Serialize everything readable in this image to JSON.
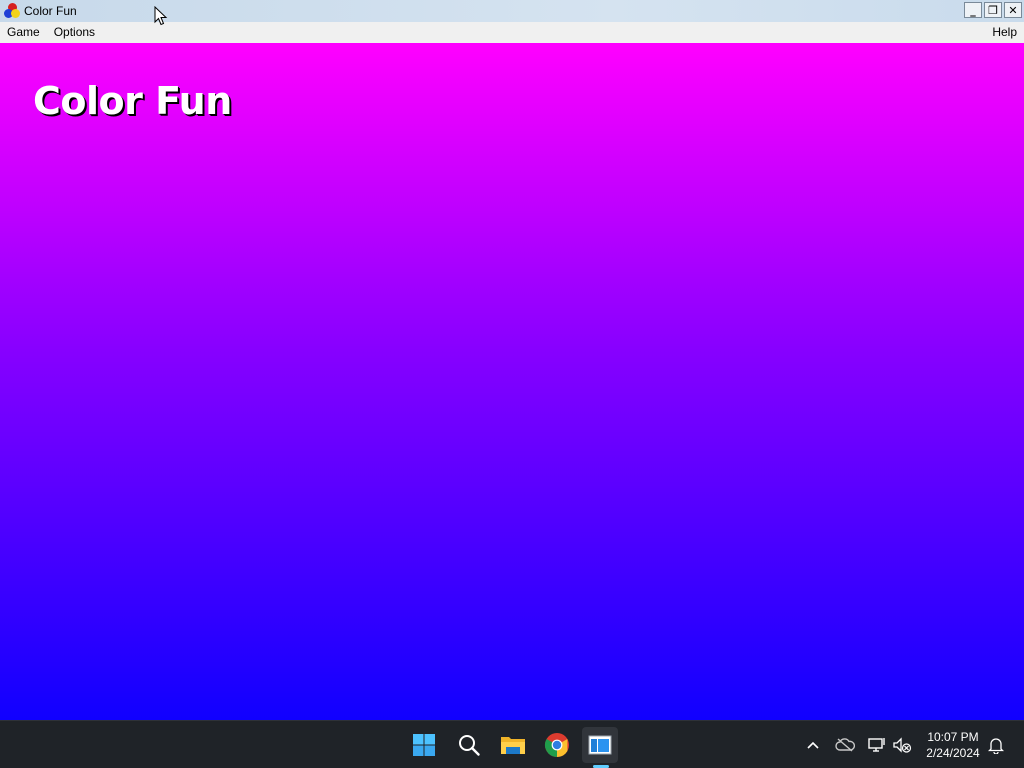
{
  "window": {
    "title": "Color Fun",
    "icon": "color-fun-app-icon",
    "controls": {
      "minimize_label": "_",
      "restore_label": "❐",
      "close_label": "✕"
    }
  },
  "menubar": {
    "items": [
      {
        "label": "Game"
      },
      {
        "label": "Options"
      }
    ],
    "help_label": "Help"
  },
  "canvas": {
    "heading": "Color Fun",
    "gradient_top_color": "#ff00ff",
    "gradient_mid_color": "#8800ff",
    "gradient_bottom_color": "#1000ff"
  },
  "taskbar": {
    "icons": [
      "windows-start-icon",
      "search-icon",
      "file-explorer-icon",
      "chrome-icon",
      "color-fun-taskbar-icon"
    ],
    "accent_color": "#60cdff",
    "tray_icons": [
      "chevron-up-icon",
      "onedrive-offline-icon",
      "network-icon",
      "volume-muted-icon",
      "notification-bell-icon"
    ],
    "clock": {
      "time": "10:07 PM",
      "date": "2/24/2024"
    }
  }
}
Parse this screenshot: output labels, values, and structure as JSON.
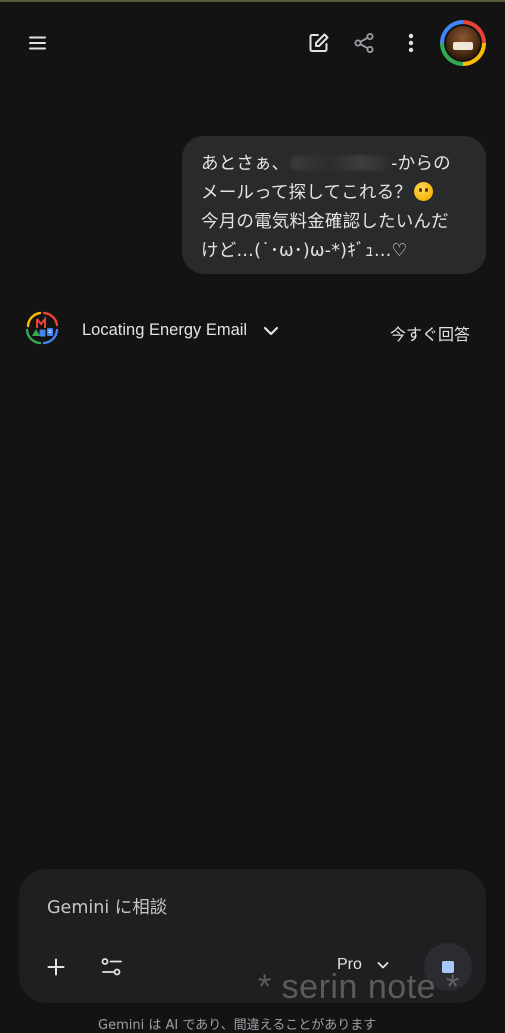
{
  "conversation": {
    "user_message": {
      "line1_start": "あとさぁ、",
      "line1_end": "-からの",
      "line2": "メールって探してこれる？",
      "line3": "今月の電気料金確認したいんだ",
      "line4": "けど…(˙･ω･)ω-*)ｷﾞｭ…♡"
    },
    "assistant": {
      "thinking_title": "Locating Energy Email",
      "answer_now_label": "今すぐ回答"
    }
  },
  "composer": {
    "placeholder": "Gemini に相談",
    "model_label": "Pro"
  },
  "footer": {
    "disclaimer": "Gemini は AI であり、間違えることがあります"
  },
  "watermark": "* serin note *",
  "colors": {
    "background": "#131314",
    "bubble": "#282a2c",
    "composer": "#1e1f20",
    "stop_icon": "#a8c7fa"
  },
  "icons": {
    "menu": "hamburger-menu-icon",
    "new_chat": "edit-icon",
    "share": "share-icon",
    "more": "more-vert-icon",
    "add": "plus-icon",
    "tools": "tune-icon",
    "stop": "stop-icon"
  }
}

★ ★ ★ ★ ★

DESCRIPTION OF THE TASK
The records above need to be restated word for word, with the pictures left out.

EXERCISE SOLUTION
Serialize everything readable in this image to JSON.
{
  "window": {
    "title": "Color Fun",
    "icon": "color-fun-app-icon",
    "controls": {
      "minimize_label": "_",
      "restore_label": "❐",
      "close_label": "✕"
    }
  },
  "menubar": {
    "items": [
      {
        "label": "Game"
      },
      {
        "label": "Options"
      }
    ],
    "help_label": "Help"
  },
  "canvas": {
    "heading": "Color Fun",
    "gradient_top_color": "#ff00ff",
    "gradient_mid_color": "#8800ff",
    "gradient_bottom_color": "#1000ff"
  },
  "taskbar": {
    "icons": [
      "windows-start-icon",
      "search-icon",
      "file-explorer-icon",
      "chrome-icon",
      "color-fun-taskbar-icon"
    ],
    "accent_color": "#60cdff",
    "tray_icons": [
      "chevron-up-icon",
      "onedrive-offline-icon",
      "network-icon",
      "volume-muted-icon",
      "notification-bell-icon"
    ],
    "clock": {
      "time": "10:07 PM",
      "date": "2/24/2024"
    }
  }
}
Parse this screenshot: output labels, values, and structure as JSON.
{
  "conversation": {
    "user_message": {
      "line1_start": "あとさぁ、",
      "line1_end": "-からの",
      "line2": "メールって探してこれる？",
      "line3": "今月の電気料金確認したいんだ",
      "line4": "けど…(˙･ω･)ω-*)ｷﾞｭ…♡"
    },
    "assistant": {
      "thinking_title": "Locating Energy Email",
      "answer_now_label": "今すぐ回答"
    }
  },
  "composer": {
    "placeholder": "Gemini に相談",
    "model_label": "Pro"
  },
  "footer": {
    "disclaimer": "Gemini は AI であり、間違えることがあります"
  },
  "watermark": "* serin note *",
  "colors": {
    "background": "#131314",
    "bubble": "#282a2c",
    "composer": "#1e1f20",
    "stop_icon": "#a8c7fa"
  },
  "icons": {
    "menu": "hamburger-menu-icon",
    "new_chat": "edit-icon",
    "share": "share-icon",
    "more": "more-vert-icon",
    "add": "plus-icon",
    "tools": "tune-icon",
    "stop": "stop-icon"
  }
}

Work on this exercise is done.